Exercise data below:

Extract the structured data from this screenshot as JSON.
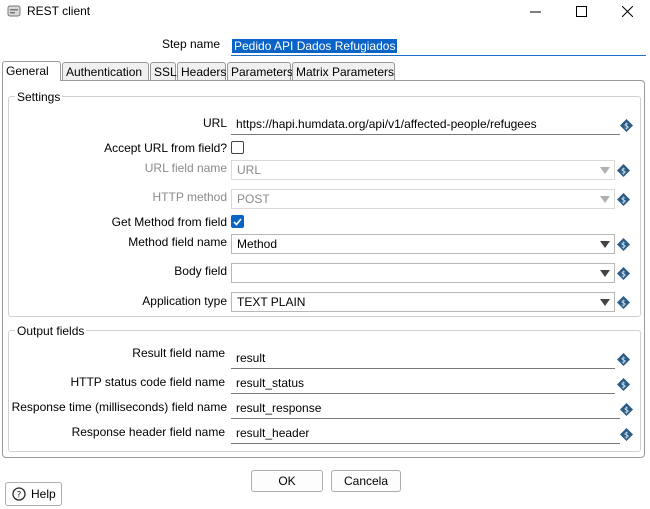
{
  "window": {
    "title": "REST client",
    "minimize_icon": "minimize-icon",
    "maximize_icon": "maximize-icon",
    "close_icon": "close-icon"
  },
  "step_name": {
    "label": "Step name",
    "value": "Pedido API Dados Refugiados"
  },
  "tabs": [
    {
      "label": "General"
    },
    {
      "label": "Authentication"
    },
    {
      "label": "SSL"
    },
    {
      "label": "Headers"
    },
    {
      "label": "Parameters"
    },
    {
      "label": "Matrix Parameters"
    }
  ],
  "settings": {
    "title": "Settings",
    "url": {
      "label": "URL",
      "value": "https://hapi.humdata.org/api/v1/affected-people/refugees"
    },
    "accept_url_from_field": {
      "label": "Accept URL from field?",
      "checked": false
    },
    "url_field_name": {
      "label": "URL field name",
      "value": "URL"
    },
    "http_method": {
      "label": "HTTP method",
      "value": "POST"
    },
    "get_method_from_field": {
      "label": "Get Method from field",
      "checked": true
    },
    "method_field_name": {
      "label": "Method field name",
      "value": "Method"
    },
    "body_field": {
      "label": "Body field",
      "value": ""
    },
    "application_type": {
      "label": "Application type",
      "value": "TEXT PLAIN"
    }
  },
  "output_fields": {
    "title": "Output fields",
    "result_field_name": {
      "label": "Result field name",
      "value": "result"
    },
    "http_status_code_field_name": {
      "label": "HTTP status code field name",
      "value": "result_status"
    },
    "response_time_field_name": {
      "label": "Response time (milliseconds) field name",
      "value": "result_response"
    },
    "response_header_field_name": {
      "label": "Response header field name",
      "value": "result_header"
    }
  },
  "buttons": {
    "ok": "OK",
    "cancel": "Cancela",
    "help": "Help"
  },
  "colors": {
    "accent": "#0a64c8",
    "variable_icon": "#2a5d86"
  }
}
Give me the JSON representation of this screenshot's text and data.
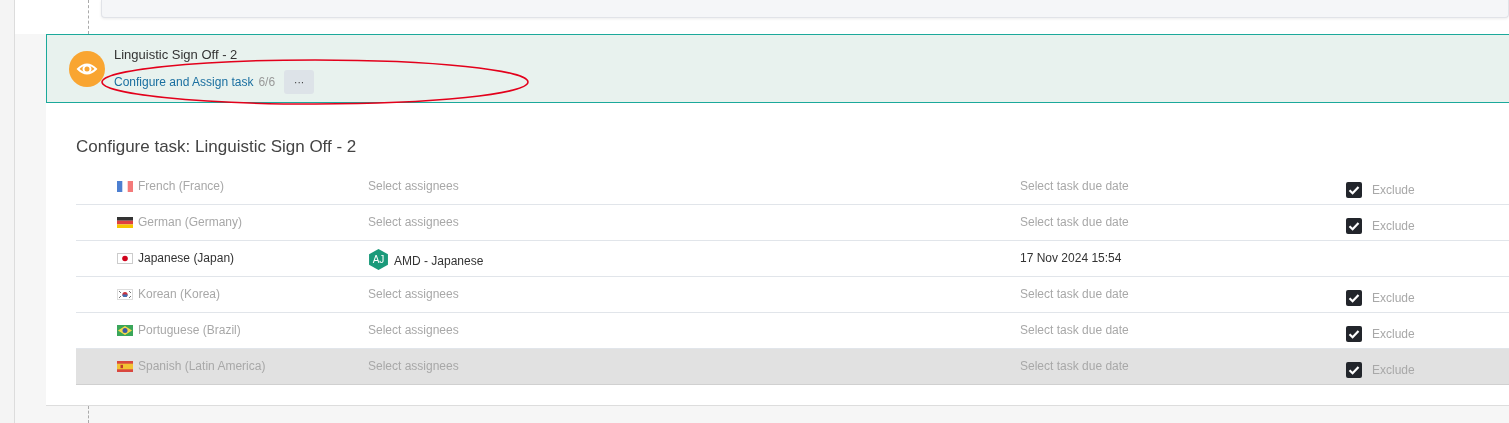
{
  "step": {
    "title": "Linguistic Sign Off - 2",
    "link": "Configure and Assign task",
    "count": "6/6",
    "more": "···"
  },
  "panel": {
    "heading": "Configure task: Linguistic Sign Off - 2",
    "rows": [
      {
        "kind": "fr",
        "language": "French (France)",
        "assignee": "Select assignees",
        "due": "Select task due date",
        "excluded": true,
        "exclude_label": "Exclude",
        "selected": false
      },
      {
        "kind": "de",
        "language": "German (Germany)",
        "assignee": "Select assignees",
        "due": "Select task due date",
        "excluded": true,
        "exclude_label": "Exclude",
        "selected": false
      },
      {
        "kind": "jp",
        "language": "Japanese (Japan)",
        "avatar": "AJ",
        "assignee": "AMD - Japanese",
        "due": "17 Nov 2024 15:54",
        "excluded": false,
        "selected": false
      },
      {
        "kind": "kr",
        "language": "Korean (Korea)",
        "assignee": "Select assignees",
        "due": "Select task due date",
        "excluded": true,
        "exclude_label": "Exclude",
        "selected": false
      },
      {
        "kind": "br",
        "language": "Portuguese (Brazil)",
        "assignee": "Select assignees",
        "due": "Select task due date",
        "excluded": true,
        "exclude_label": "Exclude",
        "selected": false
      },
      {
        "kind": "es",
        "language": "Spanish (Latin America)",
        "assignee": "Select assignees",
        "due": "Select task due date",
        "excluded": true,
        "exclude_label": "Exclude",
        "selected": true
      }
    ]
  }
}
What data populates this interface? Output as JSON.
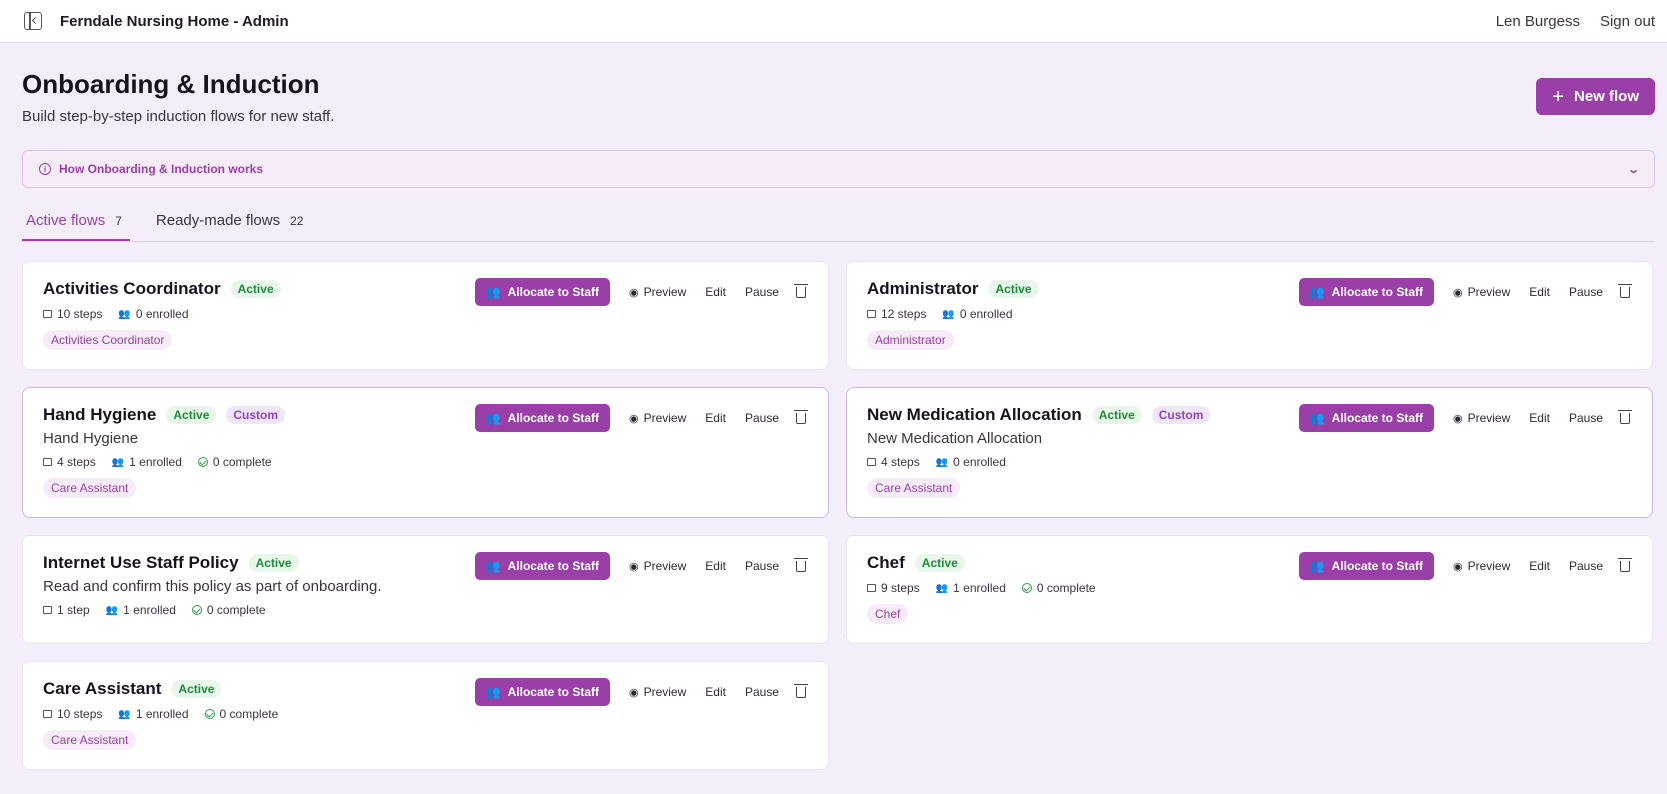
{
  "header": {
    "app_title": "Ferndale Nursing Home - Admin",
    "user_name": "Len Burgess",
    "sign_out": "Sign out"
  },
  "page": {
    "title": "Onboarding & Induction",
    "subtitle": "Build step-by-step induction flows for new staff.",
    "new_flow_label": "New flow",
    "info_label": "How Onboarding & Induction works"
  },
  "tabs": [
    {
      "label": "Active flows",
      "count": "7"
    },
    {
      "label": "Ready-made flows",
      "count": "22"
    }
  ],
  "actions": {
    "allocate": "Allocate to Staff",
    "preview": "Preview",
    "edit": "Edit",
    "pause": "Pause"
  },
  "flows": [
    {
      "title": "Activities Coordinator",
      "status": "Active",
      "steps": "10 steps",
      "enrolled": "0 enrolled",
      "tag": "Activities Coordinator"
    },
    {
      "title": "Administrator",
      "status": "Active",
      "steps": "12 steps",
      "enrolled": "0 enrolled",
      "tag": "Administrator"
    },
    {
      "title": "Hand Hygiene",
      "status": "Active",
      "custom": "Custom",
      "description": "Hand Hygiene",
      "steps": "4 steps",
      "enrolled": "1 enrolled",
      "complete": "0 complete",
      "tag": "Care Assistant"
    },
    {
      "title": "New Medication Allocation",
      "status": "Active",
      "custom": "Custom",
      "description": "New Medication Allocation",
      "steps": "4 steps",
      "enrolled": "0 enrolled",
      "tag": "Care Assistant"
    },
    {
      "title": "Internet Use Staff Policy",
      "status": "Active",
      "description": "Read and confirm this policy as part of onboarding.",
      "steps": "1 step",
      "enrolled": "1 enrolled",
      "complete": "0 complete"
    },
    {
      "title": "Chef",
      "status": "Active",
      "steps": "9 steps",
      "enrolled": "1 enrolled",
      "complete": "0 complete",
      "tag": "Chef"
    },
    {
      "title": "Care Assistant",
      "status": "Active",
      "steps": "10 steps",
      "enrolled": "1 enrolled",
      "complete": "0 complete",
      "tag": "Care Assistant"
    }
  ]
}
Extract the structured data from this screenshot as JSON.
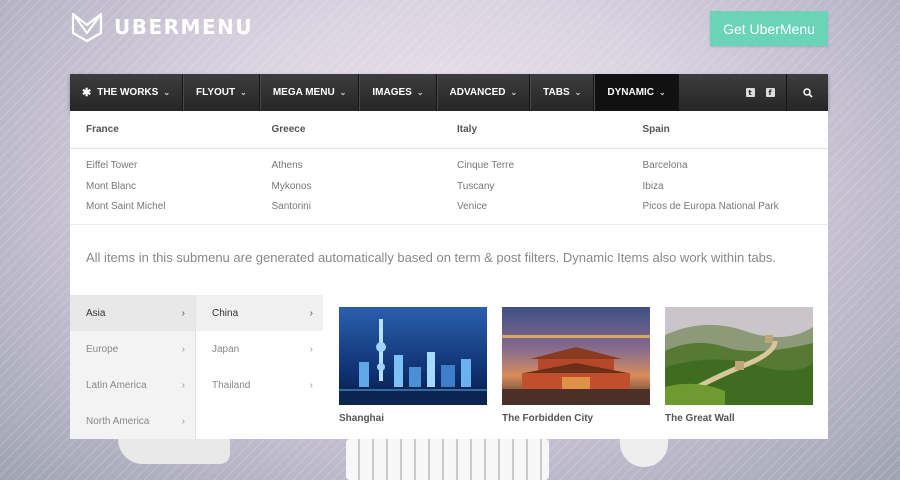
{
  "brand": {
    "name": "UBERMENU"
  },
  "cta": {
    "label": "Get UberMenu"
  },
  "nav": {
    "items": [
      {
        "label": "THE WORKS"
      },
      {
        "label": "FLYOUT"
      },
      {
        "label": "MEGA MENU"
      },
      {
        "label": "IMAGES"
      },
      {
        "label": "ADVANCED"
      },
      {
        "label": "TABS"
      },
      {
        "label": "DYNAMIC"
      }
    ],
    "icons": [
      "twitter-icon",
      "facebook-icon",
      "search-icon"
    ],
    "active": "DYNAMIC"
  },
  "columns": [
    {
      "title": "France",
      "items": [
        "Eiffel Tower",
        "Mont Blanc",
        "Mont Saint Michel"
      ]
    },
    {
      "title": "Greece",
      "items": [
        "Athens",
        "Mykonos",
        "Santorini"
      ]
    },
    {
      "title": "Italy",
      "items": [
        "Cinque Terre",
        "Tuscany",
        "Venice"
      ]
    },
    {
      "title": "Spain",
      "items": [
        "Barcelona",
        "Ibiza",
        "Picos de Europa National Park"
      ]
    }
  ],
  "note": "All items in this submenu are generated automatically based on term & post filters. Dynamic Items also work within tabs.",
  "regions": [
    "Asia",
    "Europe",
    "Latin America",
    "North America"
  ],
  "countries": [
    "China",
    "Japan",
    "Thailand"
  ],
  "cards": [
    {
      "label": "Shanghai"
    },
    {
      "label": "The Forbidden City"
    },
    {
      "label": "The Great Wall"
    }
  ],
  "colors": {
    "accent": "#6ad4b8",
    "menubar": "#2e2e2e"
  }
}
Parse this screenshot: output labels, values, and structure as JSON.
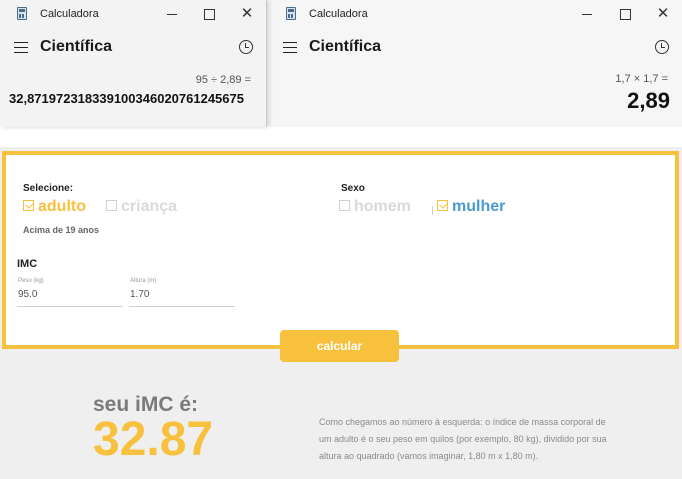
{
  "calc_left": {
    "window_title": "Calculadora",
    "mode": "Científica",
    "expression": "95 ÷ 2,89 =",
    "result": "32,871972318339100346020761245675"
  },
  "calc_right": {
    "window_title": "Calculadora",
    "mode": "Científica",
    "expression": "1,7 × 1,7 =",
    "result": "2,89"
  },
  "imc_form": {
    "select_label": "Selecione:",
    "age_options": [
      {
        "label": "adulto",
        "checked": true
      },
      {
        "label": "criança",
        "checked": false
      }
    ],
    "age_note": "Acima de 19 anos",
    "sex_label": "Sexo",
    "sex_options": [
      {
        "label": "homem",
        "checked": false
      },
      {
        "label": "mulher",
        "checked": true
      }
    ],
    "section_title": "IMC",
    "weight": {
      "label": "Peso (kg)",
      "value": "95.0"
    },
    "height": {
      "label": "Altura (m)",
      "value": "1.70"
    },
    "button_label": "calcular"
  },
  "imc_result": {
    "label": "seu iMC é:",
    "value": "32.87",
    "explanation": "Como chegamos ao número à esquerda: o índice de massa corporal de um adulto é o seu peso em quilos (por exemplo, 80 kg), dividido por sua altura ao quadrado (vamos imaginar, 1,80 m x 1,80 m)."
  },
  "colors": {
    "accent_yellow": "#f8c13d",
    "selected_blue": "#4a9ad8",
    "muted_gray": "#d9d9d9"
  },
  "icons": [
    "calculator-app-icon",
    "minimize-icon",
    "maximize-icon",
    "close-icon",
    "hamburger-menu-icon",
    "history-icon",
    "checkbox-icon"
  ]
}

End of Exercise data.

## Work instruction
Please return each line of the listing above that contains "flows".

## Response
    "subtitle": "Build step-by-step induction flows for new staff.",
      "label": "Active flows",
      "label": "Ready-made flows",
  "flows": [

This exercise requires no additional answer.